A drone is an unusual choice, as far as Christmas gifts go. But last year, it was exactly what Dave Anderson wanted waiting for him under the tree.
Captain Dave Anderson is a naturalist and conservationist who runs whale-and dolphin-watching tours in Dana Point, California. Last year, his wife got him a drone for Christmas, and he has been using it to capture footage he wouldn't have been able to get otherwise. He said in the past, if he wanted aerial footage, he either had to charter a helicopter — which, besides being prohibitively expensive, were noisy enough to disturb the animals if you got too close — or call the local news and ask them to take their helicopter out and then "beg them for the footage."

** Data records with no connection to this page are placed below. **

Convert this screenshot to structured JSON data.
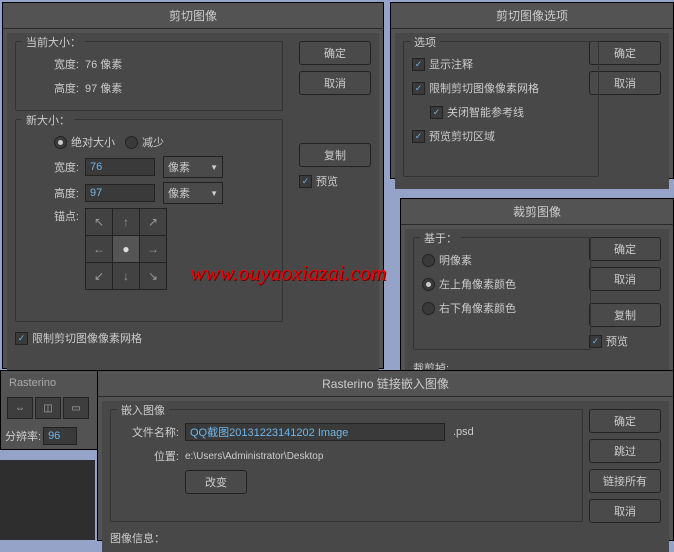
{
  "watermark": "www.ouyaoxiazai.com",
  "panel1": {
    "title": "剪切图像",
    "current_label": "当前大小：",
    "width_lbl": "宽度:",
    "width_val": "76 像素",
    "height_lbl": "高度:",
    "height_val": "97 像素",
    "new_label": "新大小：",
    "radio_abs": "绝对大小",
    "radio_dec": "减少",
    "w_lbl": "宽度:",
    "w_val": "76",
    "h_lbl": "高度:",
    "h_val": "97",
    "unit": "像素",
    "anchor_lbl": "锚点:",
    "constrain": "限制剪切图像像素网格",
    "btn_ok": "确定",
    "btn_cancel": "取消",
    "btn_copy": "复制",
    "chk_preview": "预览"
  },
  "panel2": {
    "title": "剪切图像选项",
    "options_label": "选项",
    "opt1": "显示注释",
    "opt2": "限制剪切图像像素网格",
    "opt3": "关闭智能参考线",
    "opt4": "预览剪切区域",
    "btn_ok": "确定",
    "btn_cancel": "取消"
  },
  "panel3": {
    "title": "裁剪图像",
    "based_label": "基于：",
    "r1": "明像素",
    "r2": "左上角像素颜色",
    "r3": "右下角像素颜色",
    "crop_label": "裁剪掉:",
    "btn_ok": "确定",
    "btn_cancel": "取消",
    "btn_copy": "复制",
    "chk_preview": "预览"
  },
  "panel4": {
    "title": "Rasterino 链接嵌入图像",
    "embed_label": "嵌入图像",
    "fname_lbl": "文件名称:",
    "fname_val": "QQ截图20131223141202 Image",
    "ext": ".psd",
    "loc_lbl": "位置:",
    "loc_val": "e:\\Users\\Administrator\\Desktop",
    "btn_change": "改变",
    "info_label": "图像信息：",
    "btn_ok": "确定",
    "btn_skip": "跳过",
    "btn_linkall": "链接所有",
    "btn_cancel": "取消"
  },
  "sidebar": {
    "title": "Rasterino",
    "res_lbl": "分辨率:",
    "res_val": "96"
  }
}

Now, he regularly takes his drone camera out over the water, and uploads the results to his YouTube channel.
"Drones are changing how we view wildlife. It's changed how I view it. I'm seeing things I've never seen before," Anderson told Fusion.
"I've been whale-watching for 20 years," Anderson continued. "In my first year, I saw a lot. But over the last 19 years, I haven't seen as many new behaviors as I've seen in just the last year with this drone. It's amazing."
Like any new technology, flying a drone comes with some risks — especially when you're using them over open water. Anderson has lost two drones to Davy Jones' locker in the past year.
(In one instance, a software update programmed the drone to automatically return to its charging base when it reached 30 percent of its battery life. Unfortunately, the drone reached this threshold while Anderson was using it out on his boat. The base was back on land. The manufacturer apologized and sold him a replacement at half price.)
So: Tracking and saving endangered animals. Transporting organs for transplant. Farming. Mapping. Cinematography. Photography. Delivering pizza. The future is here, and it's a remote-controlled flying robot.
Drones are generally thought of in the United States as tools of war, but enthusiasts are encouraging people to consider the many potential applications of unmanned aerial technology. Recently, they got together to talk about all the ways drones can improve the world.
In December, several hundred photographers, conservationists, engineers, and other aficionados gathered at the Los Angeles Memorial Sports Arena for the LA Drone Expo. Three dozen exhibitors showed off drones and drone-related accessories, including carrying cases, 3-D printers, cameras designed specifically for drone use, publications dedicated to the technology, and graduate programs in aerial engineering. A lineup of speakers and panelists, including Captain Anderson, presented their own drone footage and discussed how they used unmanned aerial vehicle technology in their business or passion. It was the first-ever commercial drone exposition.
The event was organized by the Unmanned Autonomous Vehicle Systems Association (UAVSA), which is part of the Tesla Foundation Group.
In other countries, drone technology is already being integrated into fields like healthcare, agriculture, entertainment, and search-and-rescue. Countries like India and England are looking into using drones to transport organ transplants, track endangered or dangerous animals, and deliver Amazon purchases. Cirque du Soleil taught them to dance. In the United States, we've been a little slower on the uptake. Jon Alvarez, the marketing director for the UAVSA, spoke with Fusion at the expo about why that is.
"The U.S. is the last market where we've had so much fear and miseducation about the product and drones to not implement that technology," Alvarez said. But he understands: The first time he ever heard of a drone was in a CNN report about the war in Iraq.
"A lot of the applications (of drones) surprise people, because they think it's only used for defense," Alvarez said. "It's not. It's a tool that people can use to make the future better and make the world better."
Right now, the UAVSA is working on building a community of both professional and casual drone users, as well as developing legislation to make sure drone usage doesn't run afoul of FAA regulations. They're also designing an app that would allow users to reserve airspace for commercial drone use.
Drones were available for purchase from several booths, starting at around $450. One booth showed off a drone that could be programmed to carry a disco ball around over your car as you drive. Another showed off an object avoidance program they were developing to keep drones from hitting things like trees, buildings, and other drones. (They did not immediately take us up on our suggestion to market it as a "drone Roomba.")
The expo also inadvertently showed off the limitations of the technology. In the back of the convention space, there was an indoor area where you could try your hand at piloting a drone. An overeager participant flew it directly into the net, where it got stuck. Someone had to climb up on a ladder and use a big piece of cardboard to knock it back down to the ground, at which point the rotor broke, rendering flight impossible and the crowd (including this reporter) very disappointed.
Fusion asked Alvarez about one of the most pressing uses of drone technologies: How long until a drone will deliver us pizza?
"Within the next 5 years," Alvarez predicted. "Within the next 10 years, drones will be a common sight."